Whilst I am really pleased with the way this mini arcade turned out, there are a couple of things I would like to change in order to improve the build.
The first is to print a proper button and joystick panel to go over the USB NES controller. Whilst using the NES controller allows me to retain that retro feel of the project, it is a little awkward at times to use.
The Raspberry Pi Zero is at the heart of the build and this can be run off a battery pack. Unfortunately the screen I used cannot, it has to be plugged in and so it's not completely portable.
Finally, I would just love it if this could be made into a proper coin operated cabinet. I have the coin operator along with old 10 pence coins that we could use.
Friday, 24 April 2020
I am a little late to the party but I have only recently discovered that one of my tutorials written three years ago was featured on the Adafruit blog. Whether it was a human or an automated algorithm that posted it, I am just so pleased that someone or something thought it worthy to be posted despite the photographs being blurry, the writing is terrible (even now I'm still not confident with my writing, hence this blog to help practice) and a somewhat illegal activity of interfering with local FM transmissions (see small print below). It all backs up my advice to people, that you don't have to make a project that is perfectly polished, you just have to crack on and make it, for people will see through all the roughness and home in on your idea. It also got feature over on the Instructables site too.
Since submitting this tutorial I have gone on to build and experiment with many other number station and pirate radio projects featuring the BBC Microbit as well as the Raspberry Pi.
My radio projects are purely intended for educational purposes and are not to be used to break any local laws regarding the interference of local FM frequencies. Please use these projects sensibly.

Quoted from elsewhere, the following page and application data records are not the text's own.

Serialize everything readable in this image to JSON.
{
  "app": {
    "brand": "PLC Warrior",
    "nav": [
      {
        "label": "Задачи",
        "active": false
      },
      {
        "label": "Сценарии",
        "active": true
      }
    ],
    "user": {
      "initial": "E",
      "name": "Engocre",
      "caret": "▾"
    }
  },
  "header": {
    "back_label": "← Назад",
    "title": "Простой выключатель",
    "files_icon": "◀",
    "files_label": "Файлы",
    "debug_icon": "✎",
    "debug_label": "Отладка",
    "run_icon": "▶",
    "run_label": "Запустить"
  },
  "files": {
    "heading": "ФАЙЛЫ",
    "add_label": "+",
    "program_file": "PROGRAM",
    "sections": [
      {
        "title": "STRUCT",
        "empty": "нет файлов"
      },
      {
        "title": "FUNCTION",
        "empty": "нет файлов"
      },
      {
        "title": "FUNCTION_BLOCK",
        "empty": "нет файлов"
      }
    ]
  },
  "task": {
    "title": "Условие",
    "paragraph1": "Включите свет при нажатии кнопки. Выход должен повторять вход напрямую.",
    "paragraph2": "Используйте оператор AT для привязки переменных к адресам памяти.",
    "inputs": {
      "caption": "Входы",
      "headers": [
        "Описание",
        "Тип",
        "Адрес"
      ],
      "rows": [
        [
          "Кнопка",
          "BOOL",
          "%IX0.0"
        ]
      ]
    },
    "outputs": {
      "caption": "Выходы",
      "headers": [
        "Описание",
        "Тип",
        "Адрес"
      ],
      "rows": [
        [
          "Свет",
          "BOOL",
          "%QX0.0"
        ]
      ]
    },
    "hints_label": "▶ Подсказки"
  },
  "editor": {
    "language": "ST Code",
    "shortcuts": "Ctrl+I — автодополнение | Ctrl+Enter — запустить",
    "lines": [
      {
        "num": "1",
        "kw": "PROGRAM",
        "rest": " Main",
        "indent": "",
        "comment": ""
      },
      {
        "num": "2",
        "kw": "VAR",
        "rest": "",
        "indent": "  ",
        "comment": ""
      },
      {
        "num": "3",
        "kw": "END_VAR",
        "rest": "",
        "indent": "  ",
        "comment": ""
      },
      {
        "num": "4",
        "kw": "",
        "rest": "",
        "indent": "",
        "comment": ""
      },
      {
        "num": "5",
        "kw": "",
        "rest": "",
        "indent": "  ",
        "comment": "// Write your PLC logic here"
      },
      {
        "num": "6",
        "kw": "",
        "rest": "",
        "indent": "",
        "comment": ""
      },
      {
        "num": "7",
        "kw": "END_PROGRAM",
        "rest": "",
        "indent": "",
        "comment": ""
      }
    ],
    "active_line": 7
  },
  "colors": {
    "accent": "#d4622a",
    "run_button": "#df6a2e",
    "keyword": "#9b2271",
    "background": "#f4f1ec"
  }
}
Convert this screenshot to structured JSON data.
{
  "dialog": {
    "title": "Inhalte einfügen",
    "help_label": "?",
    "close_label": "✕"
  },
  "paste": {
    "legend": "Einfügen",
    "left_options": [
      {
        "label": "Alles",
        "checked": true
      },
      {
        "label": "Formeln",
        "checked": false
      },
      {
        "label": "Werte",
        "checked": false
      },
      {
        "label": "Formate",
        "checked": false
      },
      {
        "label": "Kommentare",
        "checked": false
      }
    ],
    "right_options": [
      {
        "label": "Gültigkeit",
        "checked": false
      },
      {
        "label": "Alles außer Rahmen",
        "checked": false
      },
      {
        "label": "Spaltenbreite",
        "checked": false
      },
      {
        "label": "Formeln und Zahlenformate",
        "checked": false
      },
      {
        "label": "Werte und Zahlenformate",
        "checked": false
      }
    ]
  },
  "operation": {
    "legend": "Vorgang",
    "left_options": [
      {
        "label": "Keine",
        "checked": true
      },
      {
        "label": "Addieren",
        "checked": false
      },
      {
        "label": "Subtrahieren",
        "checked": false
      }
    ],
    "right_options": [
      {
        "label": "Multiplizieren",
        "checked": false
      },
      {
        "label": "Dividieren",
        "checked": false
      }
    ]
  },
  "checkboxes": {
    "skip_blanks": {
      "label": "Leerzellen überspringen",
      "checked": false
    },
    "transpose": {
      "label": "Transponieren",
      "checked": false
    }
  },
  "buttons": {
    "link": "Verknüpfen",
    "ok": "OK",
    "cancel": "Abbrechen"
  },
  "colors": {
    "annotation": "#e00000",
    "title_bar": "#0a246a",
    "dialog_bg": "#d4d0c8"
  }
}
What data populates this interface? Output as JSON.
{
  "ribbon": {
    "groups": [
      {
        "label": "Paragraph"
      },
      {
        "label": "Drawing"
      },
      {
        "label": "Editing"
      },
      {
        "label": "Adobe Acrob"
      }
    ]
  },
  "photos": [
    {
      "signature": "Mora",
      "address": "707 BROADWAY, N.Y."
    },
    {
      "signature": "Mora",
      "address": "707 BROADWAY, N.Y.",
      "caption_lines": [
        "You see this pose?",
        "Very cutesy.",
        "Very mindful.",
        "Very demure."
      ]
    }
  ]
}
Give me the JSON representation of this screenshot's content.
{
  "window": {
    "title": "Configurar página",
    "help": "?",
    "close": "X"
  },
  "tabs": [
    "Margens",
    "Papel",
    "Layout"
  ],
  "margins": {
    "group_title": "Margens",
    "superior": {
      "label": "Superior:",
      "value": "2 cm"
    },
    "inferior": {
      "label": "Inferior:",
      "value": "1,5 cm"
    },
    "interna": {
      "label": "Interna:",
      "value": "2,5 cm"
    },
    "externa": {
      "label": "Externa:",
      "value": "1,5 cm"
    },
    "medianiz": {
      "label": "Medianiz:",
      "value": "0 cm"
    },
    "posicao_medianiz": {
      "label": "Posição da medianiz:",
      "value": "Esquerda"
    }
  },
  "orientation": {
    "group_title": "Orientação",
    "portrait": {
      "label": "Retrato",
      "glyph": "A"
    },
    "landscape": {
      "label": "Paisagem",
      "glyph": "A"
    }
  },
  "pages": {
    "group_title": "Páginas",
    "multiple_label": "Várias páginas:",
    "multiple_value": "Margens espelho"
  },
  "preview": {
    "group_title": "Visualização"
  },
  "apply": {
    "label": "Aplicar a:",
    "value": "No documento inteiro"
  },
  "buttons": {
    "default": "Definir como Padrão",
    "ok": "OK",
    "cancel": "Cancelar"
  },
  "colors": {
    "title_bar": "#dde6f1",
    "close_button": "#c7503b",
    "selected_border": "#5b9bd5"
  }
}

Wednesday, 8 April 2020
There are a number of organisations coordinating the huge task of printing protective visors for front line staff and I registered with 3D Crowd UK who after introducing myself and chatting with a few people on their Slack channel, found the online community to be incredibly welcoming and helpful indeed.
I was able to find and download the files they provided without any trouble and although I was surprised at how long the print took, I had my first headband and lower screen reinforcer successfully printed. In order to achieve the best quality possible, the process of printing them is slow, which is why it is really important that as many people as possible register their printers to help.
I encountered another slight issue and that was to do with the size of my printing platform. It is just a few millimetres too small for the band and I could only print them out be tilting them slightly. All is not lost though, my region's coordinator who I've been chatting to over Slack has managed to find someone local who prints the headbands but doesn't like printing the smaller components on the grounds that it slows down their process. The two of us are now working together to produce complete kits and I'm very pleased to say my first batch has been delivered to the central distribution point.
Here are some of the Wiltshire NHS 3d printing community, featuring yours truly photographed outdoors in his slippers!
If you have a 3d printer, please consider registering to help here. At the time of writing this, there were over 5,500 registered volunteers but more are needed. There are other ways you can help too by making a donation towards printing materials here.
The great rewrite ! The decision to rewrite the game has allowed me to plan the structure better as I'm able to cherry pick everything t...
This was my very first contact card. It was printed off on paper as an afterthought as I need something quick before I left for an event ...
I have previously built arcade cabinets from scratch and wanted to build another one now that I'm more familiar with the build process...